Exercise instructions.
Below are records to be output exactly, every one of them.

Exercise inputs.
────────────────────────────────────────
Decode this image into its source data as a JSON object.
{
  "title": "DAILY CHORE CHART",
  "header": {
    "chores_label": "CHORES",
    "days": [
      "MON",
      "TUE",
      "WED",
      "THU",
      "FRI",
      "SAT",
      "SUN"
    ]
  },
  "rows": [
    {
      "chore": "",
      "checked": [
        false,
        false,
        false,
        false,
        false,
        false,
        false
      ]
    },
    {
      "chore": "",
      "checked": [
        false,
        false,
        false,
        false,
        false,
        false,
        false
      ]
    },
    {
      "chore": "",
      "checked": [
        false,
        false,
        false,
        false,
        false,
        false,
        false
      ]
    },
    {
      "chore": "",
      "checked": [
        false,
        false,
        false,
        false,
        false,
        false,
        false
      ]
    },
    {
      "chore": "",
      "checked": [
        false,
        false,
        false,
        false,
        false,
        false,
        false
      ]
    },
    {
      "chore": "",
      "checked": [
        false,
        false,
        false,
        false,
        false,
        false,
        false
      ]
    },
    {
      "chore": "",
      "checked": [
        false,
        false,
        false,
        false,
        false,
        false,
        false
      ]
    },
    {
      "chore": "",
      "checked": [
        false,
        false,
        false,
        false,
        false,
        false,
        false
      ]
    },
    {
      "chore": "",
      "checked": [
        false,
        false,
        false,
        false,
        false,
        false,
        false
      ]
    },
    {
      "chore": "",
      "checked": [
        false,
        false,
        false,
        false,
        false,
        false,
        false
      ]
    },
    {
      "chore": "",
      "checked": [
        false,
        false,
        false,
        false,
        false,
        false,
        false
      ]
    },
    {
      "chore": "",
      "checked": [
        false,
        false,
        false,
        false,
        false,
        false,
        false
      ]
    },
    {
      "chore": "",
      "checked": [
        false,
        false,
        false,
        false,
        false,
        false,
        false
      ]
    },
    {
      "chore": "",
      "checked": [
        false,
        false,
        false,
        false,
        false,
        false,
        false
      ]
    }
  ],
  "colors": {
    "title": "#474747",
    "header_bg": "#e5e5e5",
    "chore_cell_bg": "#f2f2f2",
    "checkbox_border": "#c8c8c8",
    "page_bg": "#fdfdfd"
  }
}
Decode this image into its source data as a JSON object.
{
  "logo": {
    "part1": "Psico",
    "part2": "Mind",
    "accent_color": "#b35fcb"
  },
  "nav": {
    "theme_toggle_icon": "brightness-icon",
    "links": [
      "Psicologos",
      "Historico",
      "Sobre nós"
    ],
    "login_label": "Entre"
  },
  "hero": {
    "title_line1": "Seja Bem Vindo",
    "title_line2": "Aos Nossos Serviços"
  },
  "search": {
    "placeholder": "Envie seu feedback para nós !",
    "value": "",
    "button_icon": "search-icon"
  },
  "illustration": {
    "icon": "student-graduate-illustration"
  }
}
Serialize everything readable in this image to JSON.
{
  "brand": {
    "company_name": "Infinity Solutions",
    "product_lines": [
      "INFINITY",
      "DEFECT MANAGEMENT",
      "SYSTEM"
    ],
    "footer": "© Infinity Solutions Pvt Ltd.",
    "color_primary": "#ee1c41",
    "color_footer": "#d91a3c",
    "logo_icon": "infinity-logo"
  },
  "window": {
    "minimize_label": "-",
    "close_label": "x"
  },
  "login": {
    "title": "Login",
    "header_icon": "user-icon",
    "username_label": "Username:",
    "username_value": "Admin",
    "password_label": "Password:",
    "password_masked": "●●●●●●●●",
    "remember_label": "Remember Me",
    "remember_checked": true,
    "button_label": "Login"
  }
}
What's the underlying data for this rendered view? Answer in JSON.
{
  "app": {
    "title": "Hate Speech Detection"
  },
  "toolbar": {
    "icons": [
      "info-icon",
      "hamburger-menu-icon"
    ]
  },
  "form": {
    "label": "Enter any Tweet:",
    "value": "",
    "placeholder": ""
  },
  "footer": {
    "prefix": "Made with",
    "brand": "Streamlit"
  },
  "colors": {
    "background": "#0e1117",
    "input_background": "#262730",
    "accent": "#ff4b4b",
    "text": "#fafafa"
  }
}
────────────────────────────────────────
The answer.
Decode this image into its source data as a JSON object.
{
  "title": "DAILY CHORE CHART",
  "header": {
    "chores_label": "CHORES",
    "days": [
      "MON",
      "TUE",
      "WED",
      "THU",
      "FRI",
      "SAT",
      "SUN"
    ]
  },
  "rows": [
    {
      "chore": "",
      "checked": [
        false,
        false,
        false,
        false,
        false,
        false,
        false
      ]
    },
    {
      "chore": "",
      "checked": [
        false,
        false,
        false,
        false,
        false,
        false,
        false
      ]
    },
    {
      "chore": "",
      "checked": [
        false,
        false,
        false,
        false,
        false,
        false,
        false
      ]
    },
    {
      "chore": "",
      "checked": [
        false,
        false,
        false,
        false,
        false,
        false,
        false
      ]
    },
    {
      "chore": "",
      "checked": [
        false,
        false,
        false,
        false,
        false,
        false,
        false
      ]
    },
    {
      "chore": "",
      "checked": [
        false,
        false,
        false,
        false,
        false,
        false,
        false
      ]
    },
    {
      "chore": "",
      "checked": [
        false,
        false,
        false,
        false,
        false,
        false,
        false
      ]
    },
    {
      "chore": "",
      "checked": [
        false,
        false,
        false,
        false,
        false,
        false,
        false
      ]
    },
    {
      "chore": "",
      "checked": [
        false,
        false,
        false,
        false,
        false,
        false,
        false
      ]
    },
    {
      "chore": "",
      "checked": [
        false,
        false,
        false,
        false,
        false,
        false,
        false
      ]
    },
    {
      "chore": "",
      "checked": [
        false,
        false,
        false,
        false,
        false,
        false,
        false
      ]
    },
    {
      "chore": "",
      "checked": [
        false,
        false,
        false,
        false,
        false,
        false,
        false
      ]
    },
    {
      "chore": "",
      "checked": [
        false,
        false,
        false,
        false,
        false,
        false,
        false
      ]
    },
    {
      "chore": "",
      "checked": [
        false,
        false,
        false,
        false,
        false,
        false,
        false
      ]
    }
  ],
  "colors": {
    "title": "#474747",
    "header_bg": "#e5e5e5",
    "chore_cell_bg": "#f2f2f2",
    "checkbox_border": "#c8c8c8",
    "page_bg": "#fdfdfd"
  }
}
Decode this image into its source data as a JSON object.
{
  "logo": {
    "part1": "Psico",
    "part2": "Mind",
    "accent_color": "#b35fcb"
  },
  "nav": {
    "theme_toggle_icon": "brightness-icon",
    "links": [
      "Psicologos",
      "Historico",
      "Sobre nós"
    ],
    "login_label": "Entre"
  },
  "hero": {
    "title_line1": "Seja Bem Vindo",
    "title_line2": "Aos Nossos Serviços"
  },
  "search": {
    "placeholder": "Envie seu feedback para nós !",
    "value": "",
    "button_icon": "search-icon"
  },
  "illustration": {
    "icon": "student-graduate-illustration"
  }
}
Serialize everything readable in this image to JSON.
{
  "brand": {
    "company_name": "Infinity Solutions",
    "product_lines": [
      "INFINITY",
      "DEFECT MANAGEMENT",
      "SYSTEM"
    ],
    "footer": "© Infinity Solutions Pvt Ltd.",
    "color_primary": "#ee1c41",
    "color_footer": "#d91a3c",
    "logo_icon": "infinity-logo"
  },
  "window": {
    "minimize_label": "-",
    "close_label": "x"
  },
  "login": {
    "title": "Login",
    "header_icon": "user-icon",
    "username_label": "Username:",
    "username_value": "Admin",
    "password_label": "Password:",
    "password_masked": "●●●●●●●●",
    "remember_label": "Remember Me",
    "remember_checked": true,
    "button_label": "Login"
  }
}
What's the underlying data for this rendered view? Answer in JSON.
{
  "app": {
    "title": "Hate Speech Detection"
  },
  "toolbar": {
    "icons": [
      "info-icon",
      "hamburger-menu-icon"
    ]
  },
  "form": {
    "label": "Enter any Tweet:",
    "value": "",
    "placeholder": ""
  },
  "footer": {
    "prefix": "Made with",
    "brand": "Streamlit"
  },
  "colors": {
    "background": "#0e1117",
    "input_background": "#262730",
    "accent": "#ff4b4b",
    "text": "#fafafa"
  }
}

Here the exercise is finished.